The African elephant’s natural life span in the wild is up to 70 years. The median age is 56, meaning that half die before 56 and half live to be older than 56. These statistics, however, assume no human intervention. The poaching crisis has altered the metrics of wild elephants in many ways, none of them good. Studies of female elephants in Kenya’s Amboseli Park between 1960 and 2005 estimate their median age to be 36, a good 20 years shy of the natural median age. While Amboseli suffered a devastating drought in the late “aughts,” poaching has been virulent for the life of the study and is largely responsible for the shortened life span of these elephants.
Worse yet, the impact on longevity goes far beyond the body count from poaching. The elephants with the longest tusks are the oldest, most experienced and most blessed genetically. Poaching has robbed Africa of most of its big tuskers, and with them, their contribution to the gene pool and knowledge banks of the herds, particularly in the case of the matriarchs who lead the breeding herds. This raises the risk for those who survive and the yet-to-be-conceived. Much like a dysfunctional human family, a herd without the wisdom and leadership of the older females will not learn behaviors they need to survive and contribute positively to their pachyderm community. For example, young female elephants learn nurturing skills from their mothers and aunties. Should they give birth absent their 20 years of motherhood apprenticeship, they will not know how to react to their newborn or give it the intensive care the baby requires. And, any baby elephant younger than two cannot survive without its mother. Without the elders’ memory, herds will not know where to migrate to during droughts. The stress level of elephants in groups lacking good leadership is much greater; behavior is erratic and sometimes belligerent. The dysfunction of elephant groups that have lost their elders could accelerate the decline of elephant populations just as surely as the poachers bullet has been doing.
The young elephant in the photo above is a lucky guy, with a doting mother, lots of aunts and cousins. Without poaching, he has a good chance of living well beyond 56. But how can we help insure he has this opportunity?
The best life insurance policy for all elephants would be to eliminate the demand for ivory. Much attention is deservedly paid to the role of the Chinese is driving demand. Yet, let’s not lose sight of the fact that the US is the #2 market for ivory. President Obama announced plans for upping US involvement in fighting poaching and reducing demand, including a ban on most commercial sales of ivory in the United States (USFWS fact sheet on the ivory ban).

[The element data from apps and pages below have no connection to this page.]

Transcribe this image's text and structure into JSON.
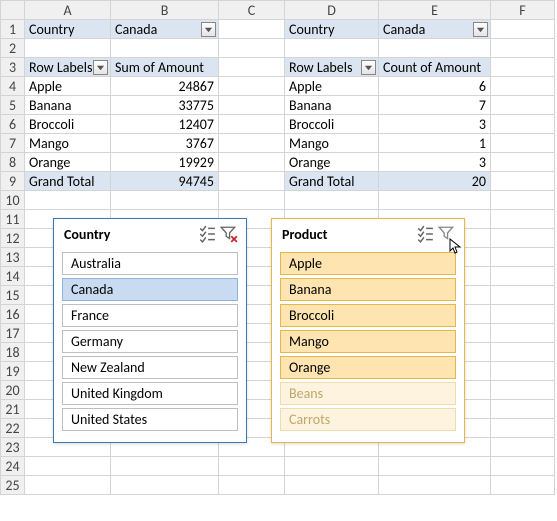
{
  "columns": [
    "A",
    "B",
    "C",
    "D",
    "E",
    "F"
  ],
  "row_count": 25,
  "pivot_left": {
    "filter_field": "Country",
    "filter_value": "Canada",
    "row_label_header": "Row Labels",
    "value_header": "Sum of Amount",
    "rows": [
      {
        "label": "Apple",
        "value": "24867"
      },
      {
        "label": "Banana",
        "value": "33775"
      },
      {
        "label": "Broccoli",
        "value": "12407"
      },
      {
        "label": "Mango",
        "value": "3767"
      },
      {
        "label": "Orange",
        "value": "19929"
      }
    ],
    "grand_label": "Grand Total",
    "grand_value": "94745"
  },
  "pivot_right": {
    "filter_field": "Country",
    "filter_value": "Canada",
    "row_label_header": "Row Labels",
    "value_header": "Count of Amount",
    "rows": [
      {
        "label": "Apple",
        "value": "6"
      },
      {
        "label": "Banana",
        "value": "7"
      },
      {
        "label": "Broccoli",
        "value": "3"
      },
      {
        "label": "Mango",
        "value": "1"
      },
      {
        "label": "Orange",
        "value": "3"
      }
    ],
    "grand_label": "Grand Total",
    "grand_value": "20"
  },
  "slicer_country": {
    "title": "Country",
    "items": [
      {
        "label": "Australia",
        "selected": false
      },
      {
        "label": "Canada",
        "selected": true
      },
      {
        "label": "France",
        "selected": false
      },
      {
        "label": "Germany",
        "selected": false
      },
      {
        "label": "New Zealand",
        "selected": false
      },
      {
        "label": "United Kingdom",
        "selected": false
      },
      {
        "label": "United States",
        "selected": false
      }
    ]
  },
  "slicer_product": {
    "title": "Product",
    "items": [
      {
        "label": "Apple",
        "nodata": false
      },
      {
        "label": "Banana",
        "nodata": false
      },
      {
        "label": "Broccoli",
        "nodata": false
      },
      {
        "label": "Mango",
        "nodata": false
      },
      {
        "label": "Orange",
        "nodata": false
      },
      {
        "label": "Beans",
        "nodata": true
      },
      {
        "label": "Carrots",
        "nodata": true
      }
    ]
  },
  "chart_data": [
    {
      "type": "table",
      "title": "Sum of Amount by Row Labels (Country = Canada)",
      "categories": [
        "Apple",
        "Banana",
        "Broccoli",
        "Mango",
        "Orange"
      ],
      "values": [
        24867,
        33775,
        12407,
        3767,
        19929
      ],
      "total": 94745
    },
    {
      "type": "table",
      "title": "Count of Amount by Row Labels (Country = Canada)",
      "categories": [
        "Apple",
        "Banana",
        "Broccoli",
        "Mango",
        "Orange"
      ],
      "values": [
        6,
        7,
        3,
        1,
        3
      ],
      "total": 20
    }
  ]
}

Like much of the federal budget, the appropriations to implement these actions are being held hostage to special interests and congressional dysfunction. If you are inclined to get involved politically, here is an excerpt from a Wildlife Conservation Society mailing I received that may help you compose a communication to your elected representatives:

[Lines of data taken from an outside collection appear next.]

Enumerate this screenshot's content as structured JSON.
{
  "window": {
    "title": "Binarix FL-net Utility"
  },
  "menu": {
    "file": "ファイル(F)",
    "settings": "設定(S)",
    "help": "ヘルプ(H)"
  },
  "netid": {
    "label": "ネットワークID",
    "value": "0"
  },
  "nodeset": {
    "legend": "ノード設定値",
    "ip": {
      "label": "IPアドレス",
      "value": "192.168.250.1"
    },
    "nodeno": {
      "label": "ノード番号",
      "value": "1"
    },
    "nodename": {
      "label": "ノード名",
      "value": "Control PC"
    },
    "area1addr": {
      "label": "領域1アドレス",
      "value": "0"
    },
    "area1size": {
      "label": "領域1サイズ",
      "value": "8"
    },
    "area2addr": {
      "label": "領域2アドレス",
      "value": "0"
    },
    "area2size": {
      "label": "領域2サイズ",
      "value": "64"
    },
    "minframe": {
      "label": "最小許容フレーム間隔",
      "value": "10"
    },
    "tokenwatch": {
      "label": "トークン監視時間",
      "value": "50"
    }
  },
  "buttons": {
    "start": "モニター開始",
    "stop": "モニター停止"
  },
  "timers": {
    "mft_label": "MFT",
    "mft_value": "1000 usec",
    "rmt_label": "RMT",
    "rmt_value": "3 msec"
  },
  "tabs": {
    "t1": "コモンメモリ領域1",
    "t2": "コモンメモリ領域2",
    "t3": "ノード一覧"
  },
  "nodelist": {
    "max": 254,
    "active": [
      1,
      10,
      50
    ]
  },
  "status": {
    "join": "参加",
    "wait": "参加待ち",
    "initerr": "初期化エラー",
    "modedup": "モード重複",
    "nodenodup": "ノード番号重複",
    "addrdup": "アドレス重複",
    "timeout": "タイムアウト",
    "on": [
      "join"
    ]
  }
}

I’m writing to you as a constituent and supporter of the Wildlife Conservation Society to ask you to help save elephants from extinction. Please oppose any appropriations riders that would interfere with the U.S. Fish and Wildlife Service’s (FWS) efforts to strengthen controls on the commercial trade in elephant ivory. Riders, like Section 115 of H.R. 5171, would prematurely stop a regulatory process that will consider public comments prior to finalizing any rule changes. It would also result in a return to prior regulations that were fraught with uncertainty for buyers, sellers, and enforcement agents.
An estimated 35,000 African elephants are killed by poachers each year for their ivory. At this rate, African elephants will be wiped out across large areas of their range within our lifetime. Individual elephant tusks can sell for tens of thousands of dollars, and reports indicate that the substantial portions of these illegal profits are ending up in the hands of transnational organized crime syndicates that also conduct trafficking of humans, drugs and weapons and extremist groups like Joseph Kony’s Lord’s Resistance Army and al Shabaab that use the proceeds to finance human rights abuses and terrorist activities.

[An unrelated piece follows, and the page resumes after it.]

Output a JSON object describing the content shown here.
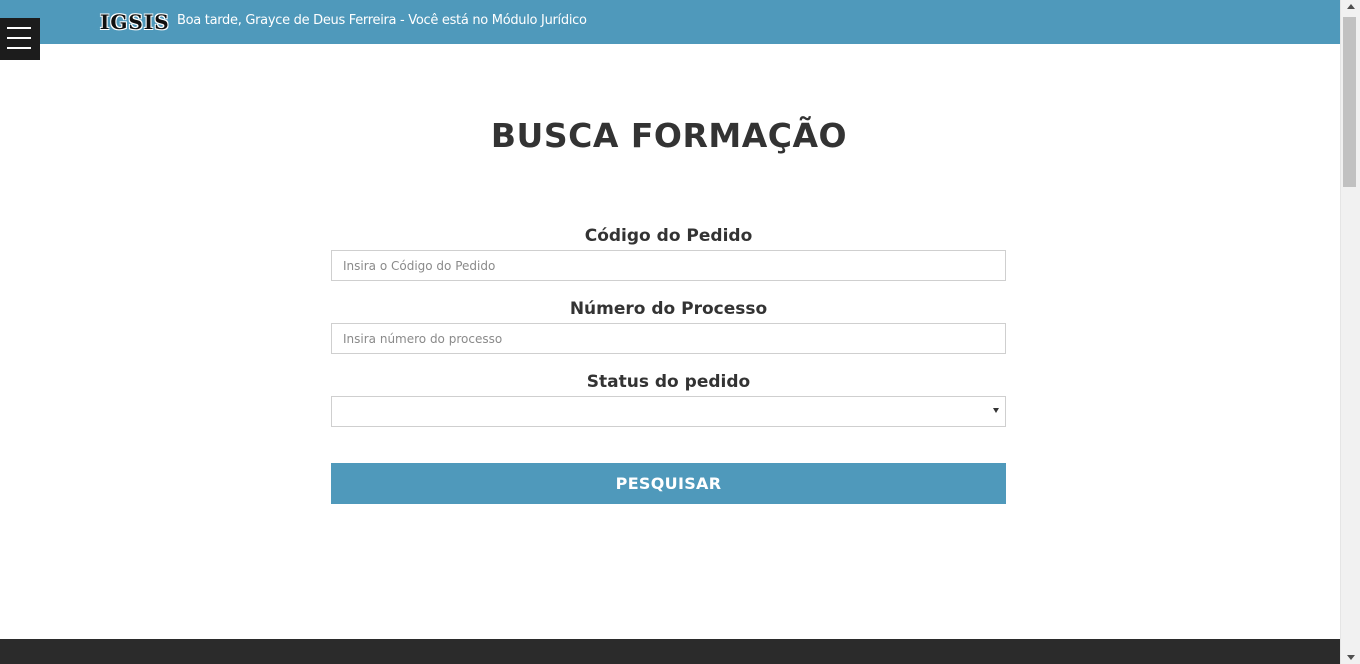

And attach the short video from the David Sheldrick Wildlife Trust, WILD: Saving Africa’s Elephants. This says it all. Let’s do everything we can to help elephant communities not only survive, but also thrive.